The 'passive female' is just another of our sexual fancies

Robin Abcarian

November 01, 1993|By Robin Abcarian

I'M NOT saying this is good or bad, but there is an insect, a praying mantis to be exact, that decapitates her mate during sex. Reproductively speaking, this is not bad news. The male mantis' brain acts as an inhibitor of sorts; once it is gone, so is any restraint, and his headless body bends in intense copulatory movements.

Then the female eats him.

Now.

How many of us remember high school biology classes, ones in which we observed the results of Luther Burbank's sweet pea genetics, dissected fetal pigs and charted the generations of fruit flies? And how many of us came away with the sense that it is the male of any species that drives the engines of reproduction, that females are merely passive participants in the mating game?

In her book, "Sexual Strategies: How Females Choose Their Mates," Los Angeles science journalist Mary Batten demolishes that notion.

The passive female, she writes, "is a fantasy imposed on biology because men wanted to see females as subordinate." Ms. Batten recounts the experience of one biologist who, while in graduate school years ago, noted that aggression in female mice played an important role in the structure of their society. The biologist was told by his adviser to ignore it: "What females are doing doesn't really matter."

Ah, but it does, writes Ms. Batten. More and more, biologists who study mating behavior in animals ranging from primates to parasites realize that what females do matters most of all. It is the female of the species that controls which males will reproduce. And reproduction, as Batten reminds us, is the driving force of animal life.

Why, other than for titillation, should we care what birds and bees do?

Any biologist can field that one: We should care because humans are animals, too. And the idea that some of our behavior is driven by biology, rather than intellect, helps explain some of our most intransigent questions. To wit:

Why do men try to control women?

Why do men and women fantasize differently about sex?

Why do people who can ill afford children have so many?

Why do women prefer men who drive Porsches?

In "Sexual Strategies," Ms. Batten, a writer for television science series and former editor of the journal of the Cousteau Society, draws on the research of sociobiologists, who study the links between social behavior and reproduction.

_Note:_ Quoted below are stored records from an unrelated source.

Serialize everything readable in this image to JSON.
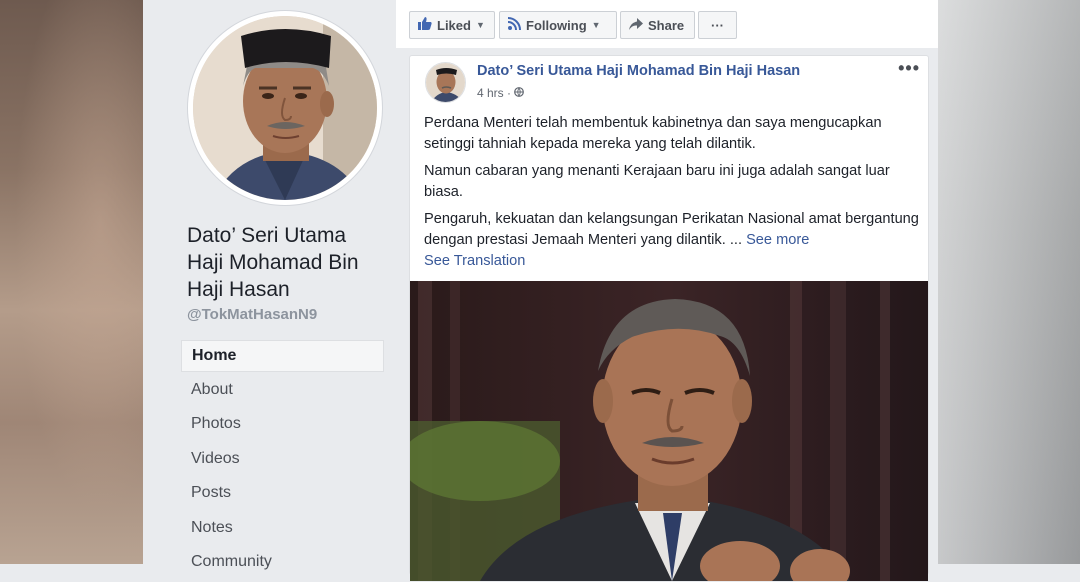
{
  "page": {
    "name": "Dato’ Seri Utama Haji Mohamad Bin Haji Hasan",
    "handle": "@TokMatHasanN9"
  },
  "nav": {
    "items": [
      {
        "label": "Home"
      },
      {
        "label": "About"
      },
      {
        "label": "Photos"
      },
      {
        "label": "Videos"
      },
      {
        "label": "Posts"
      },
      {
        "label": "Notes"
      },
      {
        "label": "Community"
      }
    ]
  },
  "actions": {
    "liked_label": "Liked",
    "following_label": "Following",
    "share_label": "Share",
    "more_label": "···"
  },
  "post": {
    "author": "Dato’ Seri Utama Haji Mohamad Bin Haji Hasan",
    "time": "4 hrs",
    "audience_sep": "·",
    "more_label": "•••",
    "paragraphs": [
      "Perdana Menteri telah membentuk kabinetnya dan saya mengucapkan setinggi tahniah kepada mereka yang telah dilantik.",
      "Namun cabaran yang menanti Kerajaan baru ini juga adalah sangat luar biasa.",
      "Pengaruh, kekuatan dan kelangsungan Perikatan Nasional amat bergantung dengan prestasi Jemaah Menteri yang dilantik."
    ],
    "ellipsis": " ... ",
    "see_more": "See more",
    "see_translation": "See Translation"
  },
  "colors": {
    "accent": "#385898",
    "background": "#e9ebee"
  },
  "icons": {
    "liked": "thumbs-up-icon",
    "following": "rss-icon",
    "share": "share-arrow-icon",
    "globe": "globe-icon"
  }
}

"According to sociobiology," she writes, "natural selection favors any behavior that maximizes an individual's reproductive success. The male bowerbird that builds the most ornate bower, the elephant-seal bull that overpowers his rivals, and the man who drives a Porsche increase their chances of attracting mates and siring offspring."

Because females have the ultimate power in this regard, says Ms. Batten, "males try in every way possible to subvert female choice and control the female's reproductive biology."

You thought chastity belts were a human invention?

Some male insects, rodents and reptiles secrete a kind of genital glue after mating that has the effect of plugging the female so a rival cannot inseminate her. One insect, a damsel fly, even has a little scoop on the end of his penis. Before he mates, he scoops out the sperm of the previous male, thus ensuring another generation of life for his DNA.

"Men do not secrete genital glue," Ms. Batten says, "but they use religion and politics and economics to control women's reproductive biology. . . . Contraception is terribly upsetting to men, in particular, because it gives women control over their reproductive lives and men can't do anything about it."

Although it's hard to know what an ape thinks when he gazes upon a potential mate, research into the human mind shows that men fantasize about how women look, while women fantasize about how men behave. (Example: Men are the primary audience for pornography; women for romance novels.)

To some extent, Ms. Batten says, this can be explained biologically: "Males have very little to lose by being visually stimulated. . . . I mean, they can inseminate one woman after another, all they are losing is sperm. But it is not to a woman's advantage to be stimulated solely by the sight of a man. A one night stand for a man can result in a 20-year investment for a woman."

Lest the hackles of your high consciousness rise, Ms. Batten cautions: "This is biology, this is not the influence of culture, or theology or philosophy. This is the animal influence of our past."

Nor, she adds, are such observations the same as making excuses for sexual exploitation.

"There is nothing in sociobiology that justifies sexism or male dominance," Ms. Batten says. "Sexual difference is a fact, but when someone takes that fact and puts a value judgment on it, that's wrong."

From Ms. Batten's perspective, answering the question of why poor people have children they can't afford to raise is easy: Take away the possibility of meaningful work and economic success, she says, "and the only thing left to them, in biological terms, is reproductive success."

Humans, of course, have the ability to change the course of nature. Many have plausibly argued that more jobs, and the promise of brighter futures, would translate into a lower teen-age birthrate.

This is what separates us from the praying mantises.

Among other things.

Robin Abcarian is a staff writer for the Los Angeles Times.

Baltimore Sun Articles
|
|
|
Please note the green-lined linked article text has been applied commercially without any involvement from our newsroom editors, reporters or any other editorial staff.